Microgreens are great additions to many dishes and meals but you can be forgiven for not knowing much about them, even if you consider yourself to be a ?foodie? because they are still relatively new on scene. Chefs in San Francisco began adding them to their cuisines in the 1980s. It took a while for them to really catch on due to the fact that few people know how to grow microgreens. In fact, the trend stayed in California until about 1998 when they began to pop up on menus across the country.
What are microgreens? Microgreens are basically younger versions of many of the salad vegetables most people use all the time such as arugula, Swiss Chart and beetroot. When the leaves are picked just after they have developed, they are considered to be microgeeens. This is why knowing how to grow microgreens is such a big deal. At first there were just a few kinds of microgreens. The very first were arugula, beets, kale, basil and cilantro. The list has grown to include at least 250 varieties.
About five years ago, microgreens began popping up in grocery stores around the country.They come with different quality ratings ranging from 1 to 5. One is the lowest quality and five the best. You should not walk away from a store with a microgreen with a rating below 3. They should be kept in a refrigerator at about 39.2 degrees Fahrenheit. You should buy them only when you plan to use them pretty quickly because their shelf life is shorter than regular salad greens. The should be consumed within seven days of buying them.
There are many uses for micrograms. Many people enjoy adding micrograms to salads. They are really colorful and add a dimension of fun to any meal. This can make a big difference when feeding children, who are sometimes hard to please and like foods that are more colorful. Kids like their meals to have at least six different colors and seven food components. Adults lose that preference and only need three of each. Many grocers sell what they call the “rainbow mix.” This has a mix of Brussel sprouts, radish greens, broccoli, cabbage, kale, mustard and orach. Getting these for kids is a good way to get them to eat veggies.
Salads are only one of the many things you can enjoy microgreens. Their flavor has been described as being a “cleaner” version of the fully grown versions. Adding them in lieu of the larger and more fully developed versions of the same plants, changes the taste. Using microgreen basil rather than adult basil in recipes can change the overall taste of the dish. Replace different greens with the microgreen versions and see how you and your family like it. You may find yourself injecting new life into recipes you use all the time.
Many people try to grow microgreens on their own.

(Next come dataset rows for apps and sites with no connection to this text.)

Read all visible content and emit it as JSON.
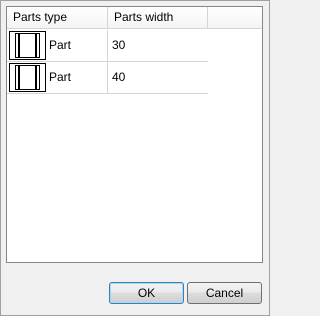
{
  "table": {
    "columns": [
      "Parts type",
      "Parts width"
    ],
    "rows": [
      {
        "type_label": "Part",
        "width": "30",
        "icon": "part-icon"
      },
      {
        "type_label": "Part",
        "width": "40",
        "icon": "part-icon"
      }
    ]
  },
  "buttons": {
    "ok_label": "OK",
    "cancel_label": "Cancel"
  },
  "colors": {
    "background": "#f0f0f0",
    "list_background": "#ffffff",
    "grid_line": "#d5d5d5",
    "default_button_border": "#3c7fb1"
  }
}
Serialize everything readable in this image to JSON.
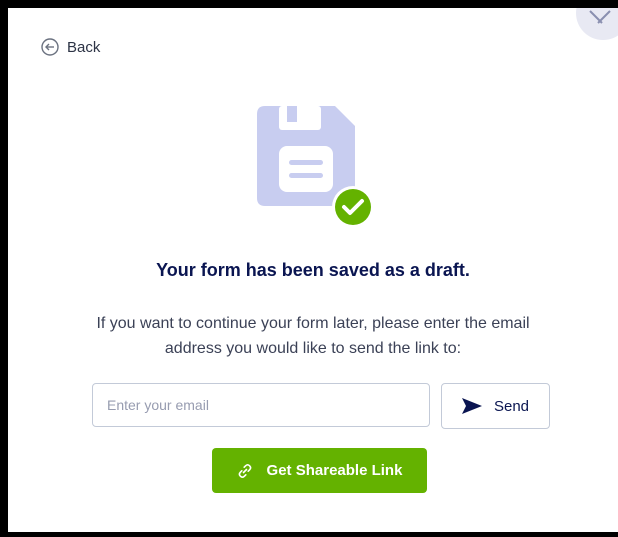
{
  "dialog": {
    "back_label": "Back",
    "title": "Your form has been saved as a draft.",
    "description": "If you want to continue your form later, please enter the email address you would like to send the link to:",
    "email_placeholder": "Enter your email",
    "email_value": "",
    "send_label": "Send",
    "share_label": "Get Shareable Link"
  },
  "icons": {
    "close": "close-icon",
    "back": "arrow-left-circle-icon",
    "hero": "floppy-disk-icon",
    "check": "check-circle-icon",
    "send": "send-arrow-icon",
    "link": "link-icon"
  },
  "colors": {
    "accent_green": "#64b200",
    "navy": "#0a1551",
    "disk": "#c8cdf0",
    "border": "#c3cad8"
  }
}
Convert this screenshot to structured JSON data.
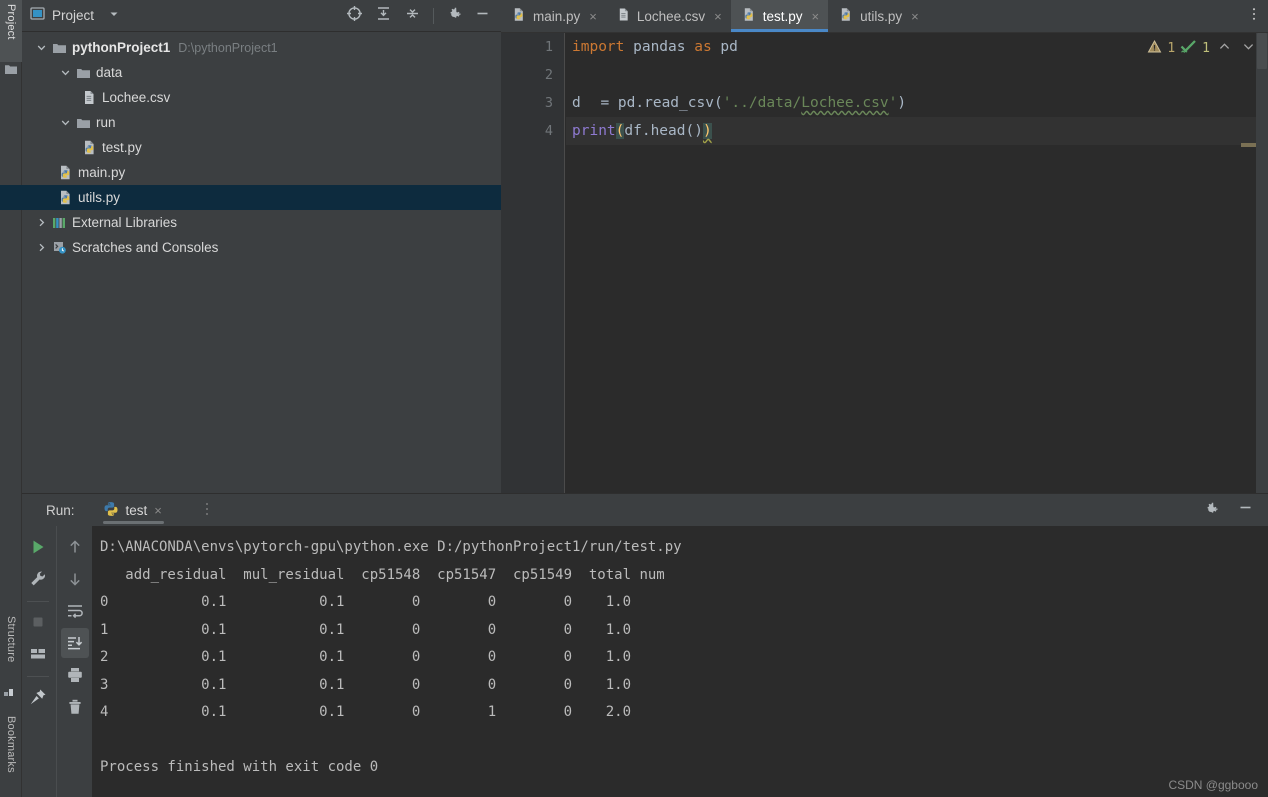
{
  "left_tool_strip": {
    "tabs": [
      {
        "label": "Project",
        "icon": "folder-icon",
        "active": true
      },
      {
        "label": "Structure",
        "icon": "structure-icon",
        "active": false
      },
      {
        "label": "Bookmarks",
        "icon": "bookmark-icon",
        "active": false
      }
    ]
  },
  "project_panel": {
    "title": "Project",
    "title_icon": "project-view-icon",
    "dropdown_icon": "chevron-down-icon",
    "toolbar": [
      {
        "name": "locate-icon",
        "tooltip": "Select Opened File"
      },
      {
        "name": "expand-all-icon",
        "tooltip": "Expand All"
      },
      {
        "name": "collapse-all-icon",
        "tooltip": "Collapse All"
      },
      {
        "name": "gear-icon",
        "tooltip": "Options"
      },
      {
        "name": "hide-icon",
        "tooltip": "Hide"
      }
    ],
    "tree": [
      {
        "label": "pythonProject1",
        "path": "D:\\pythonProject1",
        "icon": "folder-icon",
        "arrow": "expanded",
        "indent": 1,
        "bold": true,
        "selected": false
      },
      {
        "label": "data",
        "path": "",
        "icon": "folder-icon",
        "arrow": "expanded",
        "indent": 2,
        "bold": false,
        "selected": false
      },
      {
        "label": "Lochee.csv",
        "path": "",
        "icon": "csv-file-icon",
        "arrow": "none",
        "indent": 3,
        "bold": false,
        "selected": false
      },
      {
        "label": "run",
        "path": "",
        "icon": "folder-icon",
        "arrow": "expanded",
        "indent": 2,
        "bold": false,
        "selected": false
      },
      {
        "label": "test.py",
        "path": "",
        "icon": "python-file-icon",
        "arrow": "none",
        "indent": 3,
        "bold": false,
        "selected": false
      },
      {
        "label": "main.py",
        "path": "",
        "icon": "python-file-icon",
        "arrow": "none",
        "indent": 2,
        "bold": false,
        "selected": false
      },
      {
        "label": "utils.py",
        "path": "",
        "icon": "python-file-icon",
        "arrow": "none",
        "indent": 2,
        "bold": false,
        "selected": true
      },
      {
        "label": "External Libraries",
        "path": "",
        "icon": "libraries-icon",
        "arrow": "collapsed",
        "indent": 1,
        "bold": false,
        "selected": false
      },
      {
        "label": "Scratches and Consoles",
        "path": "",
        "icon": "scratches-icon",
        "arrow": "collapsed",
        "indent": 1,
        "bold": false,
        "selected": false
      }
    ]
  },
  "editor": {
    "tabs": [
      {
        "label": "main.py",
        "icon": "python-file-icon",
        "active": false,
        "close": "×"
      },
      {
        "label": "Lochee.csv",
        "icon": "csv-file-icon",
        "active": false,
        "close": "×"
      },
      {
        "label": "test.py",
        "icon": "python-file-icon",
        "active": true,
        "close": "×"
      },
      {
        "label": "utils.py",
        "icon": "python-file-icon",
        "active": false,
        "close": "×"
      }
    ],
    "overflow_icon": "more-vertical-icon",
    "line_numbers": [
      "1",
      "2",
      "3",
      "4"
    ],
    "code": {
      "l1_kw_import": "import",
      "l1_mod": " pandas ",
      "l1_kw_as": "as",
      "l1_alias": " pd",
      "l3_var": "d",
      "l3_assign": " = pd.read_csv(",
      "l3_str_open": "'../data/",
      "l3_str_file": "Lochee.csv",
      "l3_str_close": "'",
      "l3_paren_close": ")",
      "l4_fn": "print",
      "l4_open": "(",
      "l4_args": "df.head()",
      "l4_close": ")"
    },
    "inspection": {
      "warning_count": "1",
      "warning_icon": "warning-triangle-icon",
      "ok_count": "1",
      "ok_icon": "check-mark-icon",
      "prev_icon": "chevron-up-icon",
      "next_icon": "chevron-down-icon"
    },
    "intention_bulb_icon": "lightbulb-icon"
  },
  "run_panel": {
    "label": "Run:",
    "tab": {
      "label": "test",
      "icon": "python-icon",
      "close": "×"
    },
    "menu_icon": "more-vertical-icon",
    "right_tools": [
      {
        "name": "gear-icon",
        "tooltip": "Settings"
      },
      {
        "name": "hide-icon",
        "tooltip": "Hide"
      }
    ],
    "tool_column_1": [
      {
        "name": "run-button-icon",
        "tooltip": "Rerun"
      },
      {
        "name": "wrench-icon",
        "tooltip": "Modify Run Configuration"
      },
      {
        "name": "stop-button-icon",
        "tooltip": "Stop"
      },
      {
        "name": "layout-icon",
        "tooltip": "Layout Settings"
      },
      {
        "name": "pin-icon",
        "tooltip": "Pin Tab"
      }
    ],
    "tool_column_2": [
      {
        "name": "arrow-up-icon",
        "tooltip": "Up the Stack Trace",
        "selected": false
      },
      {
        "name": "arrow-down-icon",
        "tooltip": "Down the Stack Trace",
        "selected": false
      },
      {
        "name": "soft-wrap-icon",
        "tooltip": "Soft-Wrap",
        "selected": false
      },
      {
        "name": "scroll-to-end-icon",
        "tooltip": "Scroll to End",
        "selected": true
      },
      {
        "name": "print-icon",
        "tooltip": "Print",
        "selected": false
      },
      {
        "name": "trash-icon",
        "tooltip": "Clear All",
        "selected": false
      }
    ],
    "console": {
      "command_line": "D:\\ANACONDA\\envs\\pytorch-gpu\\python.exe D:/pythonProject1/run/test.py",
      "table_header": "   add_residual  mul_residual  cp51548  cp51547  cp51549  total num",
      "rows": [
        "0           0.1           0.1        0        0        0    1.0",
        "1           0.1           0.1        0        0        0    1.0",
        "2           0.1           0.1        0        0        0    1.0",
        "3           0.1           0.1        0        0        0    1.0",
        "4           0.1           0.1        0        1        0    2.0"
      ],
      "blank_line": "",
      "exit_line": "Process finished with exit code 0"
    }
  },
  "watermark": "CSDN @ggbooo",
  "colors": {
    "panel_bg": "#3c3f41",
    "editor_bg": "#2b2b2b",
    "gutter_bg": "#313335",
    "selection_bg": "#0d2b3e",
    "active_tab_bg": "#4e5254",
    "tab_underline": "#4a88c7",
    "keyword": "#cc7832",
    "string": "#6a8759",
    "identifier": "#a9b7c6",
    "builtin_fn": "#8f7ad1",
    "paren_highlight": "#ffc66d",
    "run_green": "#59a869"
  }
}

It can be challenging to grow microgreens at home unless you have a lot of experience. The good news is that you do do not have to know how to grow microgreens to enjoy them. The microgreens you get at the store will be just as fresh as any you would get from a home garden.